Gaddafi Death: Burial Delayed Amid 'Dispute Over Where To Put The Body'
The burial of Colonel Gaddafi appears to have been delayed amid reports of a dispute within the National Transitional Council over what to do with the body.
Reuters reported that the former Libyan dictator, who was killed following his capture on Thursday, would be given a full Muslim burial within 24 hours, but the site had not yet been agreed upon.
The BBC said that authorities may attempt a secret burial, and that there was some speculation about a burial at sea, similar that given to al-Qaeda leader Osama Bin Laden.
Despite the Muslim tradition of a quick burial, Ali Tarhoun, the NTC's oil minister, said he had asked for the body to be held for a few days.
"I told them to keep it in the freezer for a few days... to make sure that everybody knows he is dead," he said.
However a senior official told the news agency there was a division in the interim government over where Gaddafi's resting place should be.
"Under Islam he should have been buried quickly but they have to reach an agreement whether he is to be buried in Misrata, Sirte, or somewhere else," the senior official, speaking anonymously, said.
According to another official, cited by the Associated Press, the International Criminal Court (ICC) has to examine the death of the despot before he can be buried.
The agency quoted Mohamed Sayeh, a senior member of the NTC, as saying a "third party will come from outside of Libya to go through the paperwork."
Gaddafi, was captured alive by NTC troops following a Nato air strike on a convoy outside his hometown of Sirte on Thursday.

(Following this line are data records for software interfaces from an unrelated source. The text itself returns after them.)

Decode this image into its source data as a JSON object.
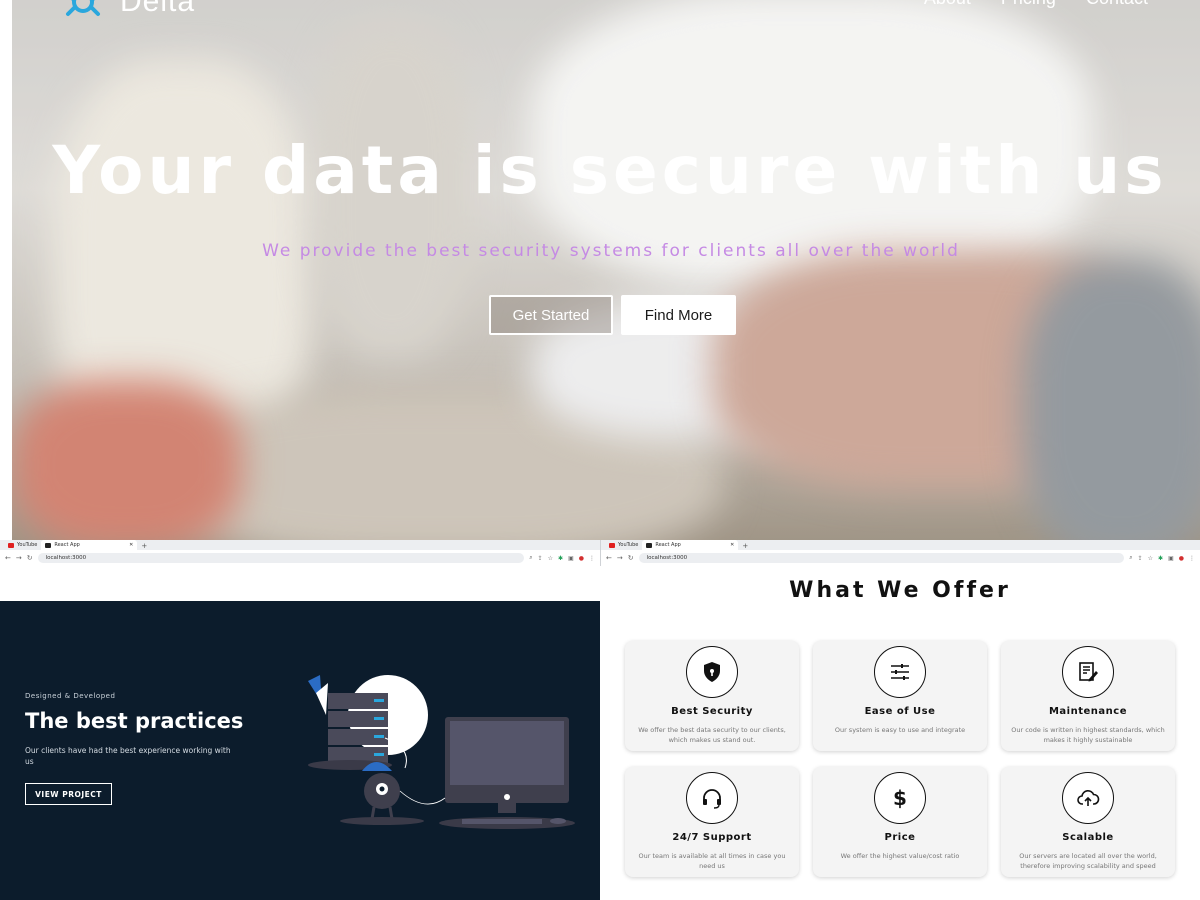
{
  "hero": {
    "brand": "Delta",
    "nav": [
      "About",
      "Pricing",
      "Contact"
    ],
    "title": "Your data is secure with us",
    "subtitle": "We provide the best security systems for clients all over the world",
    "buttons": {
      "primary": "Get Started",
      "secondary": "Find More"
    },
    "colors": {
      "title": "#ffffff",
      "subtitle": "#c58ae4",
      "logo_accent": "#2aa7dd"
    }
  },
  "browser_left": {
    "tabs": [
      {
        "title": "YouTube",
        "icon": "youtube-icon"
      },
      {
        "title": "React App",
        "icon": "react-icon"
      }
    ],
    "address": "localhost:3000"
  },
  "browser_right": {
    "tabs": [
      {
        "title": "YouTube",
        "icon": "youtube-icon"
      },
      {
        "title": "React App",
        "icon": "react-icon"
      }
    ],
    "address": "localhost:3000"
  },
  "practices": {
    "eyebrow": "Designed & Developed",
    "title": "The best practices",
    "description": "Our clients have had the best experience working with us",
    "button": "VIEW PROJECT",
    "background": "#0c1c2c"
  },
  "offer": {
    "heading": "What We Offer",
    "cards": [
      {
        "title": "Best Security",
        "description": "We offer the best data security to our clients, which makes us stand out.",
        "icon": "shield-lock-icon"
      },
      {
        "title": "Ease of Use",
        "description": "Our system is easy to use and integrate",
        "icon": "sliders-icon"
      },
      {
        "title": "Maintenance",
        "description": "Our code is written in highest standards, which makes it highly sustainable",
        "icon": "document-edit-icon"
      },
      {
        "title": "24/7 Support",
        "description": "Our team is available at all times in case you need us",
        "icon": "headset-icon"
      },
      {
        "title": "Price",
        "description": "We offer the highest value/cost ratio",
        "icon": "dollar-icon"
      },
      {
        "title": "Scalable",
        "description": "Our servers are located all over the world, therefore improving scalability and speed",
        "icon": "cloud-upload-icon"
      }
    ]
  }
}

Video footage showed him bloodied, dragged through the streets, pushed and pulled by his jubilant captors.
"Don't shoot, don't shoot," he pleaded. Dazed, wounded and wiping blood from his face the 69-year-old questioned his captors: "What did I ever do to you?"
Soon after, he was dead.
According to Libyan prime minister Mahmoud Jibril, Gaddafi was shot in crossfire between NTC fighters and pro-Gaddafi forces.
No-one else was injured in the crossfire fuelling speculation that Gaddafi either died from wounds sustained during his capture, or that he had been summarily executed in the street.
Gaddafi’s son Mutasssim was also killed, according to the Libyan information minister. A video has appeared on YouTube purportedly showing his dead body.
According to Reuters, Moussa Ibrahim, a high-ranking spokesman for the former regime, was captured and Yunus Jaber, head of Gaddafi’s armed forces was found dead.
The whereabouts of Gaddafi’s other son, Saif al-Islam, widely tipped to take over his father’s regime before it fell in August, remains unknown, though reports suggest that he is still at large in Libya’s desert. He may have been shot and injured.
Following Gaddafi’s death, Nato is considering a quick end to the air strikes that did so much to end the dictator’s 42-year iron rule to an end.
Overnight, thousand of Libyans took to the streets in Tripoli, Misrata and Benghazi in celebration at the end of the dictator. Libyan communities around the world joined in the celebrations, including ex-pats in London and Manchester.